WORK REQUIRED -> Each entry should be restated word for word, with all pictures left out.

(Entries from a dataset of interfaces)
· · · · ·
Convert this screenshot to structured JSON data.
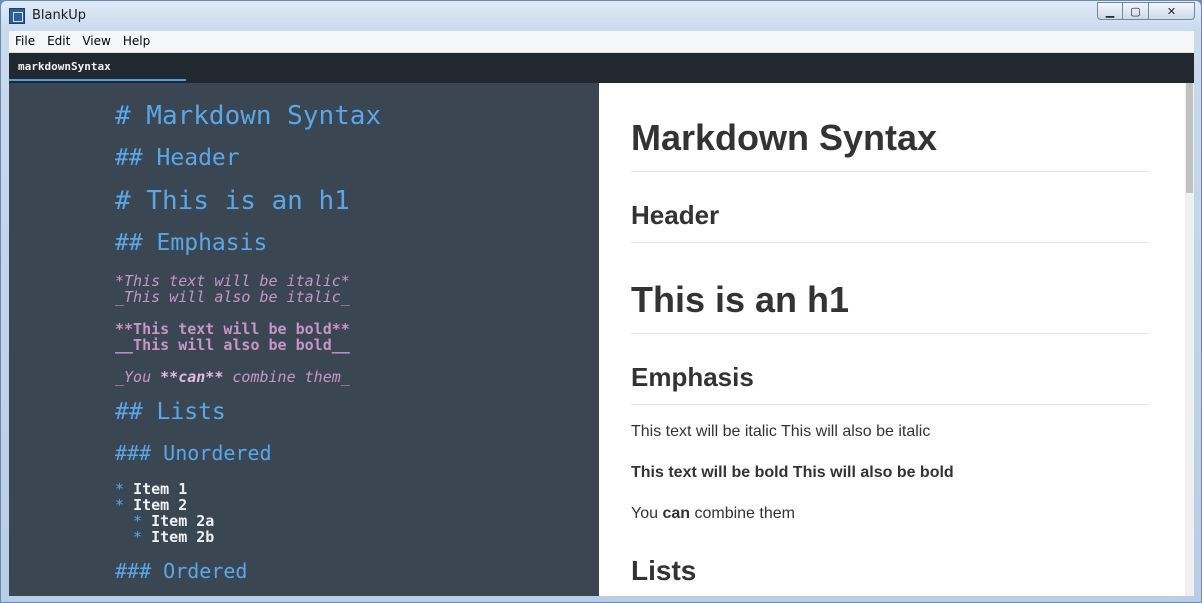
{
  "window": {
    "title": "BlankUp",
    "min_label": "▁",
    "max_label": "▢",
    "close_label": "✕"
  },
  "menu": {
    "items": [
      "File",
      "Edit",
      "View",
      "Help"
    ]
  },
  "tabs": [
    {
      "label": "markdownSyntax",
      "active": true
    }
  ],
  "editor": {
    "lines": {
      "h1": "# Markdown Syntax",
      "header": "## Header",
      "this_h1": "# This is an h1",
      "emphasis": "## Emphasis",
      "ital1": "*This text will be italic*",
      "ital2": "_This will also be italic_",
      "bold1": "**This text will be bold**",
      "bold2": "__This will also be bold__",
      "combine_a": "_You ",
      "combine_b": "**can**",
      "combine_c": " combine them_",
      "lists": "## Lists",
      "unordered": "### Unordered",
      "item1_bullet": "* ",
      "item1": "Item 1",
      "item2_bullet": "* ",
      "item2": "Item 2",
      "item2a_bullet": "  * ",
      "item2a": "Item 2a",
      "item2b_bullet": "  * ",
      "item2b": "Item 2b",
      "ordered": "### Ordered"
    }
  },
  "preview": {
    "title": "Markdown Syntax",
    "header": "Header",
    "h1": "This is an h1",
    "emphasis": "Emphasis",
    "italic_line": "This text will be italic This will also be italic",
    "bold_line": "This text will be bold This will also be bold",
    "combine_pre": "You ",
    "combine_bold": "can",
    "combine_post": " combine them",
    "lists": "Lists"
  },
  "colors": {
    "editor_bg": "#3b4653",
    "heading_md": "#5aa7e8",
    "emphasis_md": "#c895c8",
    "tab_accent": "#4c9ee6"
  }
}
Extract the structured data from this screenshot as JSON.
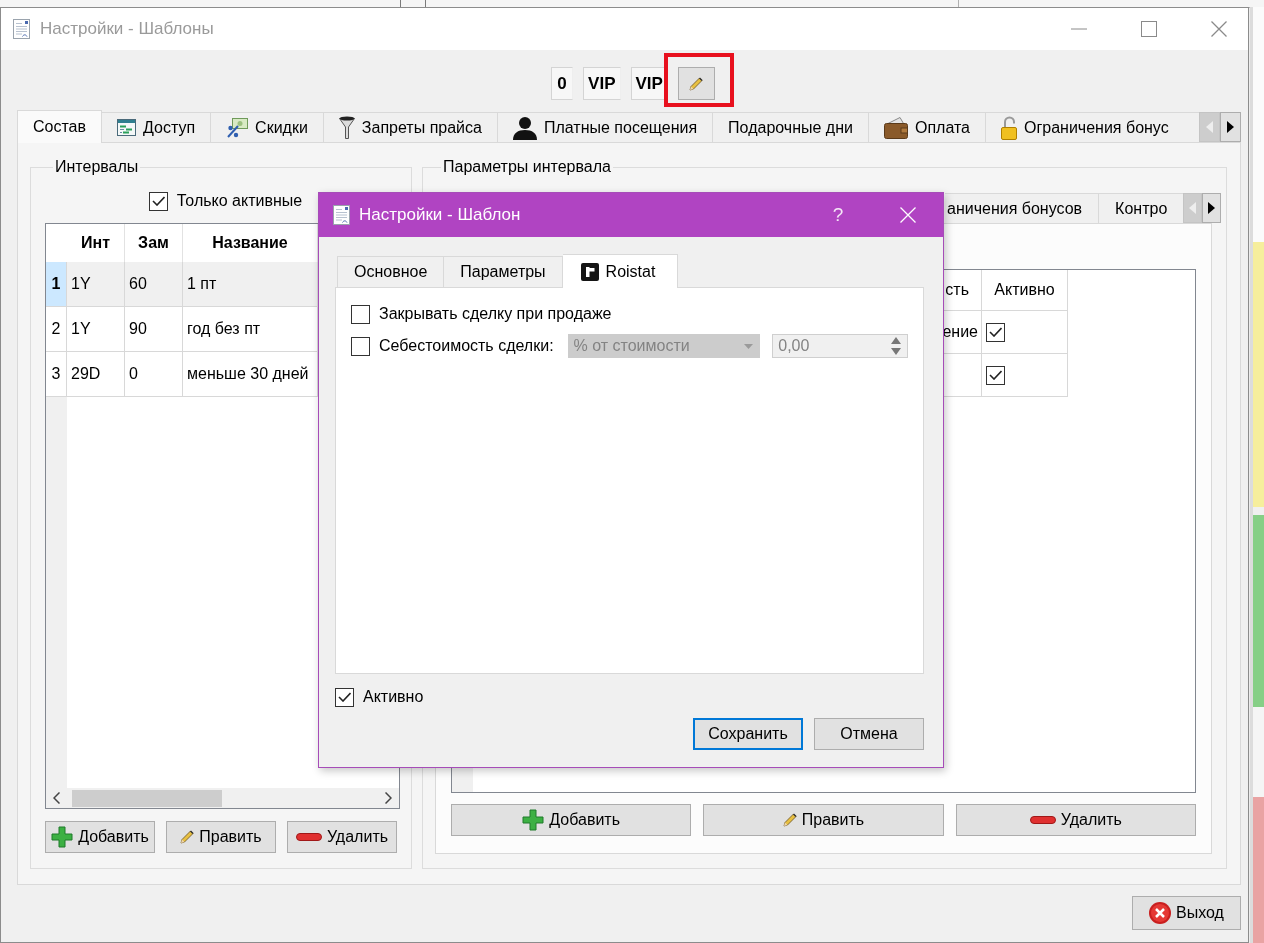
{
  "window": {
    "title": "Настройки - Шаблоны"
  },
  "toolbar": {
    "labels": [
      "0",
      "VIP",
      "VIP"
    ],
    "edit_button": {
      "highlighted": true
    }
  },
  "tabs": [
    {
      "label": "Состав",
      "selected": true
    },
    {
      "label": "Доступ",
      "selected": false
    },
    {
      "label": "Скидки",
      "selected": false
    },
    {
      "label": "Запреты прайса",
      "selected": false
    },
    {
      "label": "Платные посещения",
      "selected": false
    },
    {
      "label": "Подарочные дни",
      "selected": false
    },
    {
      "label": "Оплата",
      "selected": false
    },
    {
      "label": "Ограничения бонус",
      "selected": false
    }
  ],
  "tab_scroll": {
    "left_disabled": true,
    "right_disabled": false
  },
  "intervals": {
    "title": "Интервалы",
    "only_active": {
      "label": "Только активные",
      "checked": true
    },
    "table": {
      "columns": [
        "Инт",
        "Зам",
        "Название"
      ],
      "rows": [
        {
          "number": "1",
          "selected": true,
          "cells": [
            "1Y",
            "60",
            "1 пт"
          ]
        },
        {
          "number": "2",
          "selected": false,
          "cells": [
            "1Y",
            "90",
            "год без пт"
          ]
        },
        {
          "number": "3",
          "selected": false,
          "cells": [
            "29D",
            "0",
            "меньше 30 дней"
          ]
        }
      ]
    },
    "buttons": [
      "Добавить",
      "Править",
      "Удалить"
    ]
  },
  "interval_params": {
    "title": "Параметры интервала",
    "tabs": [
      {
        "label": "аничения бонусов",
        "selected": false
      },
      {
        "label": "Контро",
        "selected": false
      }
    ],
    "tab_scroll": {
      "left_disabled": true,
      "right_disabled": false
    },
    "table": {
      "columns": [
        "сть",
        "Активно"
      ],
      "rows": [
        {
          "cell": "ение",
          "active": true
        },
        {
          "active": true
        }
      ]
    },
    "buttons": [
      "Добавить",
      "Править",
      "Удалить"
    ]
  },
  "exit_button": "Выход",
  "dialog": {
    "title": "Настройки - Шаблон",
    "help": "?",
    "tabs": [
      {
        "label": "Основное",
        "selected": false
      },
      {
        "label": "Параметры",
        "selected": false
      },
      {
        "label": "Roistat",
        "selected": true
      }
    ],
    "options": [
      {
        "kind": "checkbox",
        "label": "Закрывать сделку при продаже",
        "checked": false
      },
      {
        "kind": "cost",
        "label": "Себестоимость сделки:",
        "checked": false,
        "mode": {
          "value": "% от стоимости",
          "disabled": true
        },
        "amount": {
          "value": "0,00",
          "disabled": true
        }
      }
    ],
    "active": {
      "label": "Активно",
      "checked": true
    },
    "buttons": [
      {
        "label": "Сохранить",
        "default": true
      },
      {
        "label": "Отмена",
        "default": false
      }
    ]
  }
}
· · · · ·
RESPONSE ->
Convert this screenshot to structured JSON data.
{
  "window": {
    "title": "BlankUp",
    "min_label": "▁",
    "max_label": "▢",
    "close_label": "✕"
  },
  "menu": {
    "items": [
      "File",
      "Edit",
      "View",
      "Help"
    ]
  },
  "tabs": [
    {
      "label": "markdownSyntax",
      "active": true
    }
  ],
  "editor": {
    "lines": {
      "h1": "# Markdown Syntax",
      "header": "## Header",
      "this_h1": "# This is an h1",
      "emphasis": "## Emphasis",
      "ital1": "*This text will be italic*",
      "ital2": "_This will also be italic_",
      "bold1": "**This text will be bold**",
      "bold2": "__This will also be bold__",
      "combine_a": "_You ",
      "combine_b": "**can**",
      "combine_c": " combine them_",
      "lists": "## Lists",
      "unordered": "### Unordered",
      "item1_bullet": "* ",
      "item1": "Item 1",
      "item2_bullet": "* ",
      "item2": "Item 2",
      "item2a_bullet": "  * ",
      "item2a": "Item 2a",
      "item2b_bullet": "  * ",
      "item2b": "Item 2b",
      "ordered": "### Ordered"
    }
  },
  "preview": {
    "title": "Markdown Syntax",
    "header": "Header",
    "h1": "This is an h1",
    "emphasis": "Emphasis",
    "italic_line": "This text will be italic This will also be italic",
    "bold_line": "This text will be bold This will also be bold",
    "combine_pre": "You ",
    "combine_bold": "can",
    "combine_post": " combine them",
    "lists": "Lists"
  },
  "colors": {
    "editor_bg": "#3b4653",
    "heading_md": "#5aa7e8",
    "emphasis_md": "#c895c8",
    "tab_accent": "#4c9ee6"
  }
}
Extract the structured data from this screenshot as JSON.
{
  "window": {
    "title": "Настройки - Шаблоны"
  },
  "toolbar": {
    "labels": [
      "0",
      "VIP",
      "VIP"
    ],
    "edit_button": {
      "highlighted": true
    }
  },
  "tabs": [
    {
      "label": "Состав",
      "selected": true
    },
    {
      "label": "Доступ",
      "selected": false
    },
    {
      "label": "Скидки",
      "selected": false
    },
    {
      "label": "Запреты прайса",
      "selected": false
    },
    {
      "label": "Платные посещения",
      "selected": false
    },
    {
      "label": "Подарочные дни",
      "selected": false
    },
    {
      "label": "Оплата",
      "selected": false
    },
    {
      "label": "Ограничения бонус",
      "selected": false
    }
  ],
  "tab_scroll": {
    "left_disabled": true,
    "right_disabled": false
  },
  "intervals": {
    "title": "Интервалы",
    "only_active": {
      "label": "Только активные",
      "checked": true
    },
    "table": {
      "columns": [
        "Инт",
        "Зам",
        "Название"
      ],
      "rows": [
        {
          "number": "1",
          "selected": true,
          "cells": [
            "1Y",
            "60",
            "1 пт"
          ]
        },
        {
          "number": "2",
          "selected": false,
          "cells": [
            "1Y",
            "90",
            "год без пт"
          ]
        },
        {
          "number": "3",
          "selected": false,
          "cells": [
            "29D",
            "0",
            "меньше 30 дней"
          ]
        }
      ]
    },
    "buttons": [
      "Добавить",
      "Править",
      "Удалить"
    ]
  },
  "interval_params": {
    "title": "Параметры интервала",
    "tabs": [
      {
        "label": "аничения бонусов",
        "selected": false
      },
      {
        "label": "Контро",
        "selected": false
      }
    ],
    "tab_scroll": {
      "left_disabled": true,
      "right_disabled": false
    },
    "table": {
      "columns": [
        "сть",
        "Активно"
      ],
      "rows": [
        {
          "cell": "ение",
          "active": true
        },
        {
          "active": true
        }
      ]
    },
    "buttons": [
      "Добавить",
      "Править",
      "Удалить"
    ]
  },
  "exit_button": "Выход",
  "dialog": {
    "title": "Настройки - Шаблон",
    "help": "?",
    "tabs": [
      {
        "label": "Основное",
        "selected": false
      },
      {
        "label": "Параметры",
        "selected": false
      },
      {
        "label": "Roistat",
        "selected": true
      }
    ],
    "options": [
      {
        "kind": "checkbox",
        "label": "Закрывать сделку при продаже",
        "checked": false
      },
      {
        "kind": "cost",
        "label": "Себестоимость сделки:",
        "checked": false,
        "mode": {
          "value": "% от стоимости",
          "disabled": true
        },
        "amount": {
          "value": "0,00",
          "disabled": true
        }
      }
    ],
    "active": {
      "label": "Активно",
      "checked": true
    },
    "buttons": [
      {
        "label": "Сохранить",
        "default": true
      },
      {
        "label": "Отмена",
        "default": false
      }
    ]
  }
}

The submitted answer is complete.